Praying for peace. / SALVADOR SALAS / VIDEO: PEDRO J. QUERO

Ukrainians on the Costa del Sol: ‘We feel helpless and so very angry’

Some of the Ukrainian community have attended a church service in Malaga city this Thursday afternoon where they prayed for peace and, afterwards, spoke of their pain and worry about the attack by Russia; however, they said they are not afraid

ANTONIO M. ROMERO

Ukrainians living in Malaga province – about 11,500 of them, according to the latest official figures – woke up this Thursday morning, 24 February, to find that Russian troops had invaded their country.

From the early hours, they began receiving messages on their mobile phones from family members telling them the war had started, and they had been glued to the news online and on the TV to see what was happening and what their parents, siblings, cousins and other relatives in their home country were going through. Here in Malaga, thousands of kilometres from their loved ones and their roots, they said they felt “helpless and so angry”.

This is what we were told by a group of Ukrainians, mainly women, with tears in their eyes and anguish in their souls, who had gone to church at midday to pray for peace in their own country, the unity of the Ukrainian people and to ask that “the invader” leave Ukraine alone.

The service was held by an Orthodox priest in the church of the Convento de las Madres Mercedarias in the Molinillo district of the city.

Helpless

“My feelings are so mixed that I can’t really explain. On one hand we feel helpless because there’s nothing we can do, and on the other we want to support and help in any way we can and we are so angry because this situation could have been prevented if action had been taken earlier, eight years ago,” said Natalia, whose husband is from Malaga and who has been living in Spain since 2005.

She attended the service with her young son in a pushchair, onto which she had pinned a sign saying just two words: ‘Putin, murderer’.

Natalia was in constant contact with her parents, who live in the west of the country, and with her sister, in the centre of Ukraine, who she was calling every hour.

Worried

“People are worried, but even so they have gone to work although the children haven’t gone to school. My mother is trying to buy diesel for the car so she can get around and buy food and medication,” she says.
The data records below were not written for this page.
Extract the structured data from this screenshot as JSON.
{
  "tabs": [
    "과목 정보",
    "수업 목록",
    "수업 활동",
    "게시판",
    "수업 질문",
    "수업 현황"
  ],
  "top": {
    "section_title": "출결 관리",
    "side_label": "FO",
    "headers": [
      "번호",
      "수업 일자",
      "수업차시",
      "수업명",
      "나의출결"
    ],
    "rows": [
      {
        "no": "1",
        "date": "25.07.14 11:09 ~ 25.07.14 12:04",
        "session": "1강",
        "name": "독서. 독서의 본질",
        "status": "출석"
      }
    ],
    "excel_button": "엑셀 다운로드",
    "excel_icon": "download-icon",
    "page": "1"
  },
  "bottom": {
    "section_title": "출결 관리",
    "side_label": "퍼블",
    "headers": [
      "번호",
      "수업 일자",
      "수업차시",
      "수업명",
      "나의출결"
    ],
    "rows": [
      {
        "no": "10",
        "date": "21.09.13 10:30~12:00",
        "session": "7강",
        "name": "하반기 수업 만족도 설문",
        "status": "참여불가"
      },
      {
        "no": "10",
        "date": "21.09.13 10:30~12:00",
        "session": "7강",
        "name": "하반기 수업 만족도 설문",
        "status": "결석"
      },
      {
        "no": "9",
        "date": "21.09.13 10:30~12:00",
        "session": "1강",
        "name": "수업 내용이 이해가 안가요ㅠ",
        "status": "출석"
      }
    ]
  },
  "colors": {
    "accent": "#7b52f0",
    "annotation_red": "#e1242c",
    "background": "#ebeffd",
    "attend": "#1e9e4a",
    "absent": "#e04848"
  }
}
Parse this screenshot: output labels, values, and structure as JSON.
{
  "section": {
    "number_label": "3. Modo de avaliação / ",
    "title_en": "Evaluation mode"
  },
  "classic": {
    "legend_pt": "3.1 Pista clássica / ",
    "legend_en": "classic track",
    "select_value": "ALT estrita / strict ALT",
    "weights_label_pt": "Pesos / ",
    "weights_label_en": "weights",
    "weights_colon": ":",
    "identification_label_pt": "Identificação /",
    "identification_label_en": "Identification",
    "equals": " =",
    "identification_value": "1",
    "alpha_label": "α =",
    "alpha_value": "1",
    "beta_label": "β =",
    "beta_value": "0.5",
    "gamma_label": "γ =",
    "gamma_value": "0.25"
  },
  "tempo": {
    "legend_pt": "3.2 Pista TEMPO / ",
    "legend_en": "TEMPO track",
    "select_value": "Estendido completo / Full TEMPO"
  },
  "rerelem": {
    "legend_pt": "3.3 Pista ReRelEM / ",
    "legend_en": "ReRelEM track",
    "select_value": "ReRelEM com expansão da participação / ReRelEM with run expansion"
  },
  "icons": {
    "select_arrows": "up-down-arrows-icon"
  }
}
Her relatives are not planning to leave because “they have nowhere to go. Why should we have to leave our own country? We have to defend it,” she insists.

Standing beside Natalia, when asked, Irina says they are very worried about what is going to happen.

“I feel terrible because I can’t do anything from here. It feels like my hands are tied,” she says. She is particularly concerned because her brother is a soldier. “He can’t say anything. I have talked to my sister, she was the one who told me about the attack. What you see on TV in western countries is only one-third of what is happening in my country. Putin is an agressor and a fascist,” she says.

Wearing the Ukrainian flag around her neck, Mariana, a member of the Costa del Sol Maydan Malaga Ukrainian Association, alternates between what appears in the media and the calls and messages she receives on her mobile phone.

“It has been a dreadful night, we cried so much, we are so worried. We have been in constant contact with our families there to find out what is going on, and it’s terrible. Those of us here who have relatives in Ukraine are having a really bad time,” she says.

SALVADOR SALAS

Tears

María can’t hide her tears as she tells us how worried she is about the start of the hostilities. “We have had eight years of conflict, but we never expected Russia to do this,” she says.

Nazari is 21 and is the son of the priest who has just held the church service to pray for peace. His grandfather and uncle are in Ukraine. He says he feels “incomprehension” at Russia’s warlike attitude and he is very worried “about our families, our country and our culture, which has always suffered persecution”.

When asked if he is afraid, his answer is categorical: “Anxious, yes, but not afraid. At times like this we have to be strong because we don’t want fear to take hold of us. It is a very uncomfortable and undesirable situation, it’s the worst thing you can think of, and we hope it won’t go any further” he says.

Irina sums up the general feeling among the Ukrainian community in Malaga: “We are not afraid. What we want is for the Russians to get out of my country, and for there to be peace and tranquility there”.